I picked up Baby Jack at a Borders in the Detroit airport. I was needing something to read while waiting for my plane and during the layover in Chicago. It looked about the right length, and I figured I’d finish it before touching down in Minneapolis. What really hooked me, though, were the blurbs on the inside cover that touted the book as “true.”
The book is a novel about a young man, Jack, who joins the Marines against the wishes of his parents. It’s about what motivates young men to serve their country, and how it affects those who love them. It’s also about the self-centeredness of America’s cultural elites. In it God is a tough-as-nails Marine drill instructor who doesn’t care about human suffering but only about good drama. Some Christians might find Schaeffer’s depiction of God offensive. But I couldn’t help smiling at this paragraph about the shock some people get in the afterlife:
Sometimes the dead are so bummed they even argue theology with God. A few days ago, a newly arrived Southern Baptist preacher was so shocked by God’s profanity that he told God that he thought God needed to repent and accept the Lord Jesus Christ as his personal savior. “What are you talking about?” God yelled, “I’m an atheist for Christ’s sake!”
I don’t think Schaeffer intends his theology to be taken seriously. He’s writing about the meaning that sacrifice gives to our lives, and he thinks Marine drill instructors have the straight skinny on it. I think his intention is to honor drill instuctors, not to dishonor God.
One of the characters, Jack’s sister Amanda, wants to know why our news media are so skewed toward whatever is dishonorable and rarely mention what is honorable. She makes a scene in the newsroom, demanding of the reporters there:
“Why is Jack’s name only in this shitty [newsprint] box?” Amanda yells, as she waves the clipping. “Why do you piss yourselves every time Tony Kushner farts but you can’t be generous to one American hero? Why is a Pulitzer a big deal but not a Silver Star? Who makes those rules? Does anyone in this room have a family member in uniform?”

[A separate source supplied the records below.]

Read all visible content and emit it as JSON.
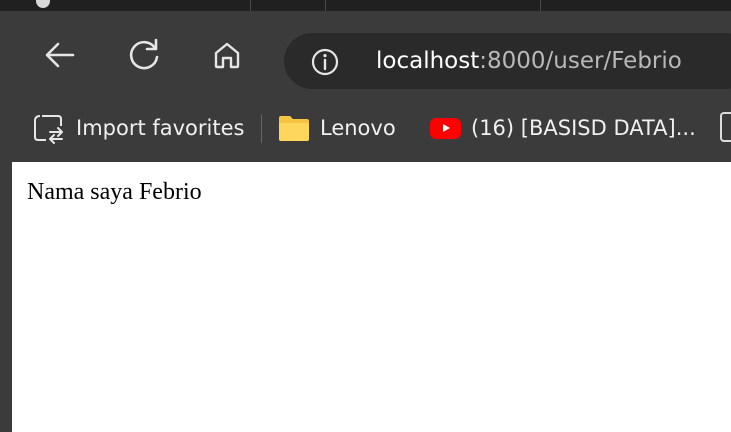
{
  "browser": {
    "address_bar": {
      "url_host": "localhost",
      "url_path": ":8000/user/Febrio"
    },
    "bookmarks": [
      {
        "label": "Import favorites",
        "icon": "import-favorites-icon"
      },
      {
        "label": "Lenovo",
        "icon": "folder-icon"
      },
      {
        "label": "(16) [BASISD DATA]...",
        "icon": "youtube-icon"
      }
    ]
  },
  "page": {
    "text": "Nama saya Febrio"
  },
  "colors": {
    "chrome_bg": "#3b3b3b",
    "omnibox_bg": "#2a2a2a",
    "folder": "#f6c343",
    "youtube": "#ff0000"
  }
}
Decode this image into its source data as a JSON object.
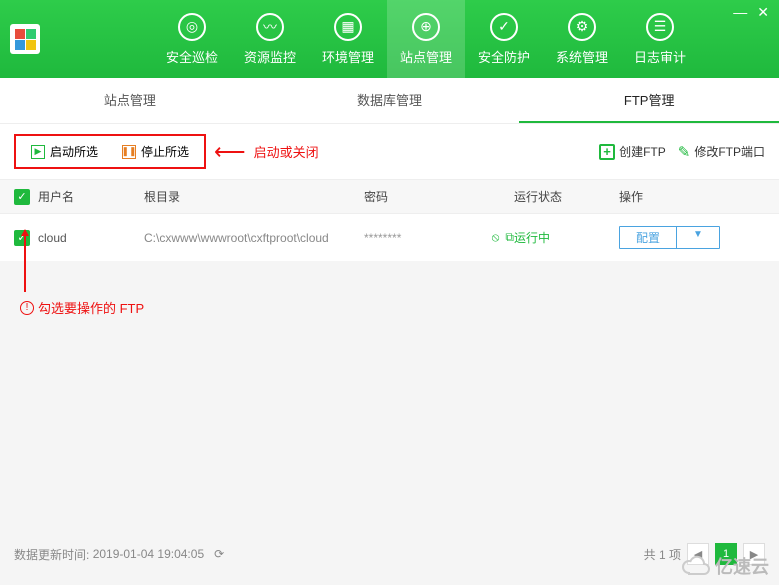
{
  "nav": {
    "items": [
      {
        "label": "安全巡检"
      },
      {
        "label": "资源监控"
      },
      {
        "label": "环境管理"
      },
      {
        "label": "站点管理"
      },
      {
        "label": "安全防护"
      },
      {
        "label": "系统管理"
      },
      {
        "label": "日志审计"
      }
    ]
  },
  "subtabs": {
    "items": [
      {
        "label": "站点管理"
      },
      {
        "label": "数据库管理"
      },
      {
        "label": "FTP管理"
      }
    ]
  },
  "toolbar": {
    "start_all": "启动所选",
    "stop_all": "停止所选",
    "anno_startstop": "启动或关闭",
    "create_ftp": "创建FTP",
    "modify_port": "修改FTP端口"
  },
  "table": {
    "headers": {
      "user": "用户名",
      "root": "根目录",
      "pwd": "密码",
      "status": "运行状态",
      "ops": "操作"
    },
    "rows": [
      {
        "user": "cloud",
        "root": "C:\\cxwww\\wwwroot\\cxftproot\\cloud",
        "pwd": "********",
        "status": "运行中",
        "config": "配置"
      }
    ]
  },
  "annotations": {
    "check_hint": "勾选要操作的 FTP"
  },
  "footer": {
    "update_label": "数据更新时间:",
    "update_time": "2019-01-04 19:04:05",
    "total_label": "共 1 项",
    "page_current": "1"
  },
  "watermark": "亿速云"
}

The book also has a study guide at the end for book clubs. Schaeffer is sure that his novel is true, and he wants to make sure his readers get it.